WORK ITEM>
Copy out every line of the records in which "this" can be found.

(Entries from a dataset of interfaces)
________________________
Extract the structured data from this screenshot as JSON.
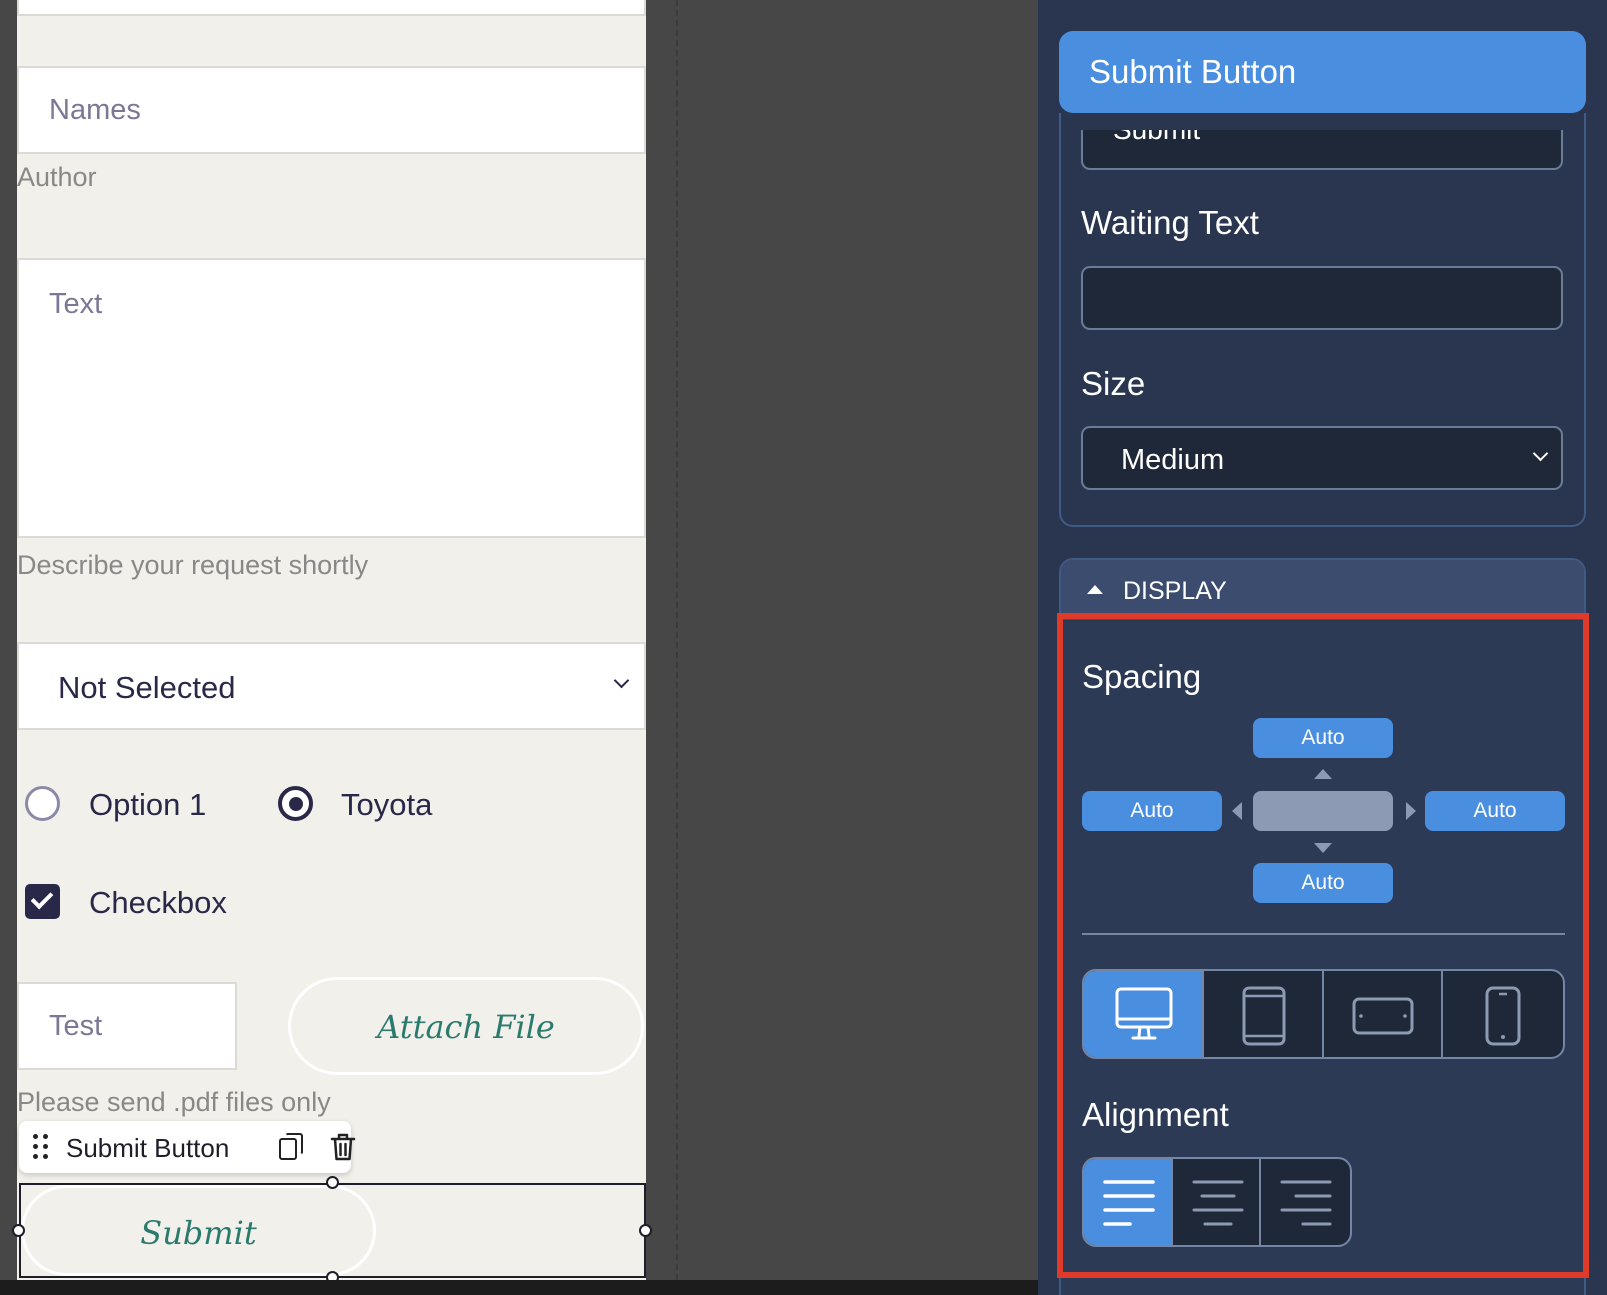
{
  "form": {
    "names_placeholder": "Names",
    "author_label": "Author",
    "text_placeholder": "Text",
    "text_hint": "Describe your request shortly",
    "select_value": "Not Selected",
    "radio_options": [
      "Option 1",
      "Toyota"
    ],
    "radio_selected": "Toyota",
    "checkbox_label": "Checkbox",
    "checkbox_checked": true,
    "test_placeholder": "Test",
    "attach_label": "Attach File",
    "attach_hint": "Please send .pdf files only",
    "submit_label": "Submit"
  },
  "toolbar": {
    "label": "Submit Button",
    "icons": [
      "drag-handle-icon",
      "copy-icon",
      "trash-icon"
    ]
  },
  "panel": {
    "title": "Submit Button",
    "button_text_value": "Submit",
    "waiting_text_label": "Waiting Text",
    "waiting_text_value": "",
    "size_label": "Size",
    "size_value": "Medium",
    "display_section": "DISPLAY",
    "spacing_label": "Spacing",
    "spacing": {
      "top": "Auto",
      "left": "Auto",
      "right": "Auto",
      "bottom": "Auto"
    },
    "devices": [
      "desktop-icon",
      "tablet-icon",
      "tablet-landscape-icon",
      "phone-icon"
    ],
    "device_selected": "desktop-icon",
    "alignment_label": "Alignment",
    "alignments": [
      "align-left-icon",
      "align-center-icon",
      "align-right-icon"
    ],
    "alignment_selected": "align-left-icon"
  },
  "colors": {
    "accent": "#4a8ee0",
    "panel_bg": "#2a3650",
    "highlight_border": "#e03a2b",
    "form_text": "#2a2848",
    "button_text": "#2b7a6e"
  }
}
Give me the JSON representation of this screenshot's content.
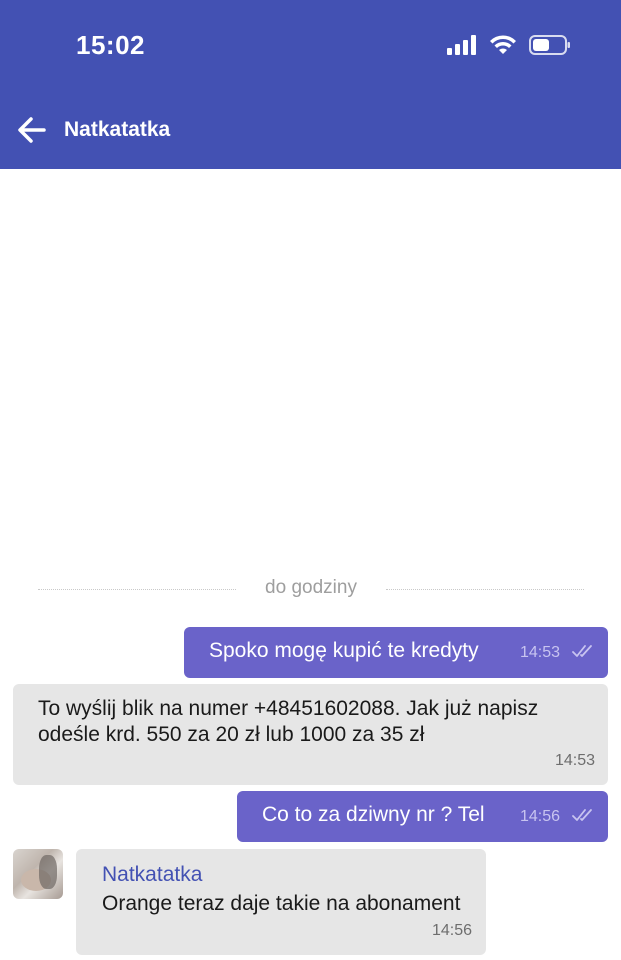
{
  "status_bar": {
    "time": "15:02",
    "icons": [
      "signal-icon",
      "wifi-icon",
      "battery-icon"
    ]
  },
  "header": {
    "title": "Natkatatka",
    "back_icon": "arrow-left-icon",
    "background": "#4351b3"
  },
  "divider": {
    "label": "do godziny"
  },
  "messages": [
    {
      "direction": "outgoing",
      "text": "Spoko mogę kupić te kredyty",
      "time": "14:53",
      "status_icon": "double-check-icon"
    },
    {
      "direction": "incoming",
      "lines": [
        "To wyślij blik na numer +48451602088. Jak już napisz",
        "odeśle krd. 550 za 20 zł lub 1000 za 35 zł"
      ],
      "time": "14:53"
    },
    {
      "direction": "outgoing",
      "text": "Co to za dziwny nr ? Tel",
      "time": "14:56",
      "status_icon": "double-check-icon"
    },
    {
      "direction": "incoming",
      "sender": "Natkatatka",
      "text": "Orange teraz daje takie na abonament",
      "time": "14:56"
    }
  ],
  "colors": {
    "outgoing_bubble": "#6a63c9",
    "incoming_bubble": "#e6e6e6",
    "sender_name": "#4351b3"
  }
}
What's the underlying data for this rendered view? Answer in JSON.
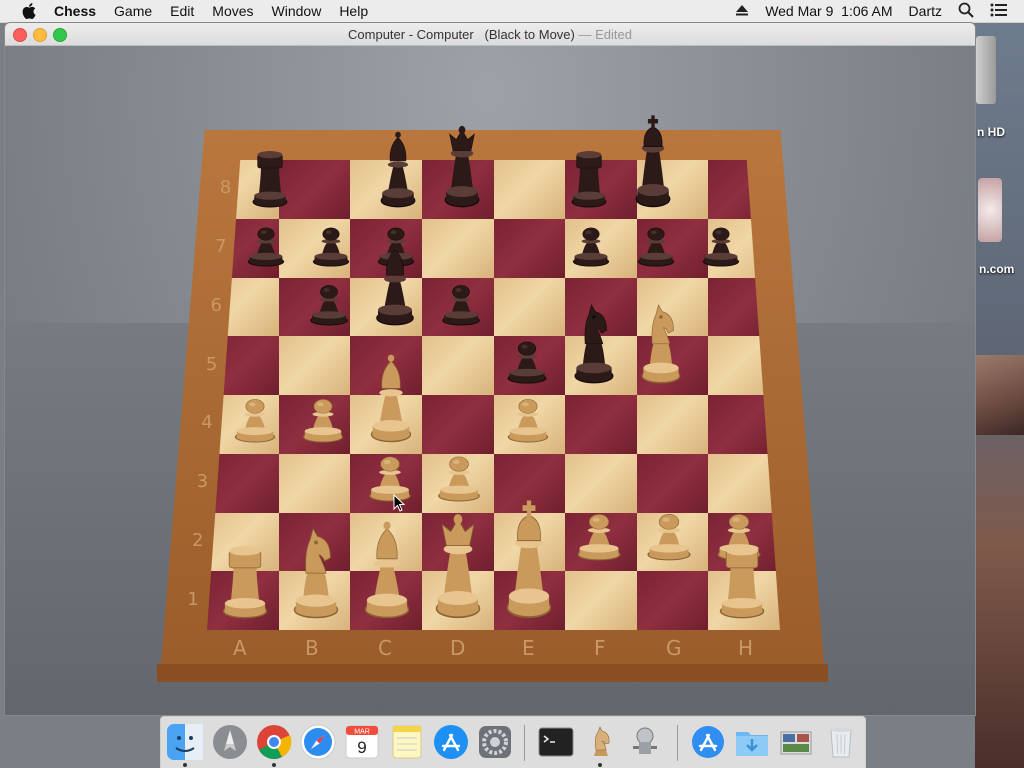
{
  "menubar": {
    "apple_icon": "apple-icon",
    "app_name": "Chess",
    "items": [
      "Game",
      "Edit",
      "Moves",
      "Window",
      "Help"
    ],
    "clock": "Wed Mar 9  1:06 AM",
    "user": "Dartz",
    "eject_icon": "eject-icon",
    "search_icon": "spotlight-icon",
    "list_icon": "notification-center-icon"
  },
  "window": {
    "title": "Computer - Computer   (Black to Move)",
    "edited": " — Edited"
  },
  "board": {
    "files": [
      "A",
      "B",
      "C",
      "D",
      "E",
      "F",
      "G",
      "H"
    ],
    "ranks": [
      "8",
      "7",
      "6",
      "5",
      "4",
      "3",
      "2",
      "1"
    ],
    "colors": {
      "dark": "#8f2f40",
      "light": "#f0d7a6",
      "frame": "#b9773e"
    },
    "pieces": [
      {
        "square": "a8",
        "color": "black",
        "type": "rook"
      },
      {
        "square": "c8",
        "color": "black",
        "type": "bishop"
      },
      {
        "square": "d8",
        "color": "black",
        "type": "queen"
      },
      {
        "square": "f8",
        "color": "black",
        "type": "rook"
      },
      {
        "square": "g8",
        "color": "black",
        "type": "king"
      },
      {
        "square": "a7",
        "color": "black",
        "type": "pawn"
      },
      {
        "square": "b7",
        "color": "black",
        "type": "pawn"
      },
      {
        "square": "c7",
        "color": "black",
        "type": "pawn"
      },
      {
        "square": "f7",
        "color": "black",
        "type": "pawn"
      },
      {
        "square": "g7",
        "color": "black",
        "type": "pawn"
      },
      {
        "square": "h7",
        "color": "black",
        "type": "pawn"
      },
      {
        "square": "b6",
        "color": "black",
        "type": "pawn"
      },
      {
        "square": "c6",
        "color": "black",
        "type": "bishop"
      },
      {
        "square": "d6",
        "color": "black",
        "type": "pawn"
      },
      {
        "square": "e5",
        "color": "black",
        "type": "pawn"
      },
      {
        "square": "f5",
        "color": "black",
        "type": "knight"
      },
      {
        "square": "g5",
        "color": "white",
        "type": "knight"
      },
      {
        "square": "a4",
        "color": "white",
        "type": "pawn"
      },
      {
        "square": "b4",
        "color": "white",
        "type": "pawn"
      },
      {
        "square": "c4",
        "color": "white",
        "type": "bishop"
      },
      {
        "square": "e4",
        "color": "white",
        "type": "pawn"
      },
      {
        "square": "c3",
        "color": "white",
        "type": "pawn"
      },
      {
        "square": "d3",
        "color": "white",
        "type": "pawn"
      },
      {
        "square": "f2",
        "color": "white",
        "type": "pawn"
      },
      {
        "square": "g2",
        "color": "white",
        "type": "pawn"
      },
      {
        "square": "h2",
        "color": "white",
        "type": "pawn"
      },
      {
        "square": "a1",
        "color": "white",
        "type": "rook"
      },
      {
        "square": "b1",
        "color": "white",
        "type": "knight"
      },
      {
        "square": "c1",
        "color": "white",
        "type": "bishop"
      },
      {
        "square": "d1",
        "color": "white",
        "type": "queen"
      },
      {
        "square": "e1",
        "color": "white",
        "type": "king"
      },
      {
        "square": "h1",
        "color": "white",
        "type": "rook"
      }
    ]
  },
  "desktop": {
    "labels": [
      "n HD",
      "n.com"
    ]
  },
  "dock": {
    "items": [
      {
        "name": "finder-icon",
        "running": true
      },
      {
        "name": "launchpad-icon",
        "running": false
      },
      {
        "name": "chrome-icon",
        "running": true
      },
      {
        "name": "safari-icon",
        "running": false
      },
      {
        "name": "calendar-icon",
        "running": false,
        "month": "MAR",
        "day": "9"
      },
      {
        "name": "notes-icon",
        "running": false
      },
      {
        "name": "app-store-icon",
        "running": false
      },
      {
        "name": "system-preferences-icon",
        "running": false
      },
      {
        "name": "terminal-icon",
        "running": false
      },
      {
        "name": "chess-app-icon",
        "running": true
      },
      {
        "name": "automator-icon",
        "running": false
      },
      {
        "name": "applications-folder-icon",
        "running": false
      },
      {
        "name": "downloads-folder-icon",
        "running": false
      },
      {
        "name": "screenshot-stack-icon",
        "running": false
      },
      {
        "name": "trash-icon",
        "running": false
      }
    ]
  }
}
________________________
RESULT>
Extract the structured data from this screenshot as JSON.
Give me the JSON representation of this screenshot's content.
What's the underlying data for this rendered view? Answer in JSON.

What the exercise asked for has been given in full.